:: Task input ::

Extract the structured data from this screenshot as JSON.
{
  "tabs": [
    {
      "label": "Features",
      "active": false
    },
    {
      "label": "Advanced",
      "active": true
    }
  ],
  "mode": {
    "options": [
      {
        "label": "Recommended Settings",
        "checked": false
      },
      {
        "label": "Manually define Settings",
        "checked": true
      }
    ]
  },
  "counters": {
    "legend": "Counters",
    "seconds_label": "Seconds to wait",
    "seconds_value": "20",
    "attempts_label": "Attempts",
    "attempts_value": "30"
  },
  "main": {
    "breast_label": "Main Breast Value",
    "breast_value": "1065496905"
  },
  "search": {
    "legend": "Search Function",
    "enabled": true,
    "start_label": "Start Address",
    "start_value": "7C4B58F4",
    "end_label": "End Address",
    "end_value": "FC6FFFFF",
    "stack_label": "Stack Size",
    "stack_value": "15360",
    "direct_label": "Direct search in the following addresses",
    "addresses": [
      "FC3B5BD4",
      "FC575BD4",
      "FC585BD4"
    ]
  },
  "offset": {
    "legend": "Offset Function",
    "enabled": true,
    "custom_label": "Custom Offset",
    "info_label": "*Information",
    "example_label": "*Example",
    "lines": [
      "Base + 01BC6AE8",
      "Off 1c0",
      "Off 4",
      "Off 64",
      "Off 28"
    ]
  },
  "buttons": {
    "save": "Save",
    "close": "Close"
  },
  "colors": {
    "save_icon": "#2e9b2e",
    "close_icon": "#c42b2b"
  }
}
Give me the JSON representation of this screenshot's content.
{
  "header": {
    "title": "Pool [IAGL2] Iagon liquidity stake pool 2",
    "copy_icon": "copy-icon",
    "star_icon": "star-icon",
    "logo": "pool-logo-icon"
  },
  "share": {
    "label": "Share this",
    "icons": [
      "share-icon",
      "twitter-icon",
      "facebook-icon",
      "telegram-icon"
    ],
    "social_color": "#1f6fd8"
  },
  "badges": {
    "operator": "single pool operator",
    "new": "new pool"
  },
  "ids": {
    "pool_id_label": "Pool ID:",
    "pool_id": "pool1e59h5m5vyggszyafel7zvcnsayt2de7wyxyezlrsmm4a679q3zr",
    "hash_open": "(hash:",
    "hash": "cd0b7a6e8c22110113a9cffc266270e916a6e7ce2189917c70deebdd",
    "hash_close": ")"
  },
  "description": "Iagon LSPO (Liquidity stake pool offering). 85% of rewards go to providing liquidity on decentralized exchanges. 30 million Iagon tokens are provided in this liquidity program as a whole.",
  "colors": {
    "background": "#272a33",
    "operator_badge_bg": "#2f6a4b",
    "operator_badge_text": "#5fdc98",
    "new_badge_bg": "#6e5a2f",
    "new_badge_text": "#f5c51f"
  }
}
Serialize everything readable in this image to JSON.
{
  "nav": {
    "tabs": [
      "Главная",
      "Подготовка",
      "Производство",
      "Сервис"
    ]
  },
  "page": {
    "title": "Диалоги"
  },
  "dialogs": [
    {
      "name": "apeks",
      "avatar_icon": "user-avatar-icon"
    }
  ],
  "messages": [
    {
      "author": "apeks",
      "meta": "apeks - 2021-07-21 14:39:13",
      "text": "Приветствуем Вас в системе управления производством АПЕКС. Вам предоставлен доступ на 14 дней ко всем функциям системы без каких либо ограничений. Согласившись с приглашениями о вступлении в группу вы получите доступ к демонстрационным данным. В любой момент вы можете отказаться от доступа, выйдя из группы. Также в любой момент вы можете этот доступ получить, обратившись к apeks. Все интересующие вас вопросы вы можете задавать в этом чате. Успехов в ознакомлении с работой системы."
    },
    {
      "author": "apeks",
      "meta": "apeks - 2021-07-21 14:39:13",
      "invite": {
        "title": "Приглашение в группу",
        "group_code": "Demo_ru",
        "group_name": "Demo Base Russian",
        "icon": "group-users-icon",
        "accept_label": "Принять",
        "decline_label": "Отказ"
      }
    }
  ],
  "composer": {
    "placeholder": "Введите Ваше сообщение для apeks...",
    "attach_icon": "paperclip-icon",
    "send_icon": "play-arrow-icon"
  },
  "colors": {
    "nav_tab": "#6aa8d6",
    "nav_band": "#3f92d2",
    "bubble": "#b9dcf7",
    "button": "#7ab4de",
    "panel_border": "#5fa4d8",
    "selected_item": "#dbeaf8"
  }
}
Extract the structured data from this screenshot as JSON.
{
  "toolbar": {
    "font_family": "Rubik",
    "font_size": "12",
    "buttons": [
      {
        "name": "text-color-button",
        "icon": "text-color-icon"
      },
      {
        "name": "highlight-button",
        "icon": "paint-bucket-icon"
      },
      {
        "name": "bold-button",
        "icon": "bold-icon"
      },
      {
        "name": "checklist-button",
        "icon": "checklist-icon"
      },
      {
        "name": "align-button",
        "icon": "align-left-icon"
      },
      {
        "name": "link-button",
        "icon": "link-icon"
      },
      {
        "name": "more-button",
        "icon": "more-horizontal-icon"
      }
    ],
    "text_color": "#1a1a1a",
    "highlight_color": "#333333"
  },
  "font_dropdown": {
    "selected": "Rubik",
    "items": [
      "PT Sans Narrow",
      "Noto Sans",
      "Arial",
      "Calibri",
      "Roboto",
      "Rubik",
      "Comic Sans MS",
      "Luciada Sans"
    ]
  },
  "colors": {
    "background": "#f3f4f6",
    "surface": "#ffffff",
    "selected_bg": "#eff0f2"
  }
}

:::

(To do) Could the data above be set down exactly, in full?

(Result for this task)
Extract the structured data from this screenshot as JSON.
{
  "tabs": [
    {
      "label": "Features",
      "active": false
    },
    {
      "label": "Advanced",
      "active": true
    }
  ],
  "mode": {
    "options": [
      {
        "label": "Recommended Settings",
        "checked": false
      },
      {
        "label": "Manually define Settings",
        "checked": true
      }
    ]
  },
  "counters": {
    "legend": "Counters",
    "seconds_label": "Seconds to wait",
    "seconds_value": "20",
    "attempts_label": "Attempts",
    "attempts_value": "30"
  },
  "main": {
    "breast_label": "Main Breast Value",
    "breast_value": "1065496905"
  },
  "search": {
    "legend": "Search Function",
    "enabled": true,
    "start_label": "Start Address",
    "start_value": "7C4B58F4",
    "end_label": "End Address",
    "end_value": "FC6FFFFF",
    "stack_label": "Stack Size",
    "stack_value": "15360",
    "direct_label": "Direct search in the following addresses",
    "addresses": [
      "FC3B5BD4",
      "FC575BD4",
      "FC585BD4"
    ]
  },
  "offset": {
    "legend": "Offset Function",
    "enabled": true,
    "custom_label": "Custom Offset",
    "info_label": "*Information",
    "example_label": "*Example",
    "lines": [
      "Base + 01BC6AE8",
      "Off 1c0",
      "Off 4",
      "Off 64",
      "Off 28"
    ]
  },
  "buttons": {
    "save": "Save",
    "close": "Close"
  },
  "colors": {
    "save_icon": "#2e9b2e",
    "close_icon": "#c42b2b"
  }
}
Give me the JSON representation of this screenshot's content.
{
  "header": {
    "title": "Pool [IAGL2] Iagon liquidity stake pool 2",
    "copy_icon": "copy-icon",
    "star_icon": "star-icon",
    "logo": "pool-logo-icon"
  },
  "share": {
    "label": "Share this",
    "icons": [
      "share-icon",
      "twitter-icon",
      "facebook-icon",
      "telegram-icon"
    ],
    "social_color": "#1f6fd8"
  },
  "badges": {
    "operator": "single pool operator",
    "new": "new pool"
  },
  "ids": {
    "pool_id_label": "Pool ID:",
    "pool_id": "pool1e59h5m5vyggszyafel7zvcnsayt2de7wyxyezlrsmm4a679q3zr",
    "hash_open": "(hash:",
    "hash": "cd0b7a6e8c22110113a9cffc266270e916a6e7ce2189917c70deebdd",
    "hash_close": ")"
  },
  "description": "Iagon LSPO (Liquidity stake pool offering). 85% of rewards go to providing liquidity on decentralized exchanges. 30 million Iagon tokens are provided in this liquidity program as a whole.",
  "colors": {
    "background": "#272a33",
    "operator_badge_bg": "#2f6a4b",
    "operator_badge_text": "#5fdc98",
    "new_badge_bg": "#6e5a2f",
    "new_badge_text": "#f5c51f"
  }
}
Serialize everything readable in this image to JSON.
{
  "nav": {
    "tabs": [
      "Главная",
      "Подготовка",
      "Производство",
      "Сервис"
    ]
  },
  "page": {
    "title": "Диалоги"
  },
  "dialogs": [
    {
      "name": "apeks",
      "avatar_icon": "user-avatar-icon"
    }
  ],
  "messages": [
    {
      "author": "apeks",
      "meta": "apeks - 2021-07-21 14:39:13",
      "text": "Приветствуем Вас в системе управления производством АПЕКС. Вам предоставлен доступ на 14 дней ко всем функциям системы без каких либо ограничений. Согласившись с приглашениями о вступлении в группу вы получите доступ к демонстрационным данным. В любой момент вы можете отказаться от доступа, выйдя из группы. Также в любой момент вы можете этот доступ получить, обратившись к apeks. Все интересующие вас вопросы вы можете задавать в этом чате. Успехов в ознакомлении с работой системы."
    },
    {
      "author": "apeks",
      "meta": "apeks - 2021-07-21 14:39:13",
      "invite": {
        "title": "Приглашение в группу",
        "group_code": "Demo_ru",
        "group_name": "Demo Base Russian",
        "icon": "group-users-icon",
        "accept_label": "Принять",
        "decline_label": "Отказ"
      }
    }
  ],
  "composer": {
    "placeholder": "Введите Ваше сообщение для apeks...",
    "attach_icon": "paperclip-icon",
    "send_icon": "play-arrow-icon"
  },
  "colors": {
    "nav_tab": "#6aa8d6",
    "nav_band": "#3f92d2",
    "bubble": "#b9dcf7",
    "button": "#7ab4de",
    "panel_border": "#5fa4d8",
    "selected_item": "#dbeaf8"
  }
}
Extract the structured data from this screenshot as JSON.
{
  "toolbar": {
    "font_family": "Rubik",
    "font_size": "12",
    "buttons": [
      {
        "name": "text-color-button",
        "icon": "text-color-icon"
      },
      {
        "name": "highlight-button",
        "icon": "paint-bucket-icon"
      },
      {
        "name": "bold-button",
        "icon": "bold-icon"
      },
      {
        "name": "checklist-button",
        "icon": "checklist-icon"
      },
      {
        "name": "align-button",
        "icon": "align-left-icon"
      },
      {
        "name": "link-button",
        "icon": "link-icon"
      },
      {
        "name": "more-button",
        "icon": "more-horizontal-icon"
      }
    ],
    "text_color": "#1a1a1a",
    "highlight_color": "#333333"
  },
  "font_dropdown": {
    "selected": "Rubik",
    "items": [
      "PT Sans Narrow",
      "Noto Sans",
      "Arial",
      "Calibri",
      "Roboto",
      "Rubik",
      "Comic Sans MS",
      "Luciada Sans"
    ]
  },
  "colors": {
    "background": "#f3f4f6",
    "surface": "#ffffff",
    "selected_bg": "#eff0f2"
  }
}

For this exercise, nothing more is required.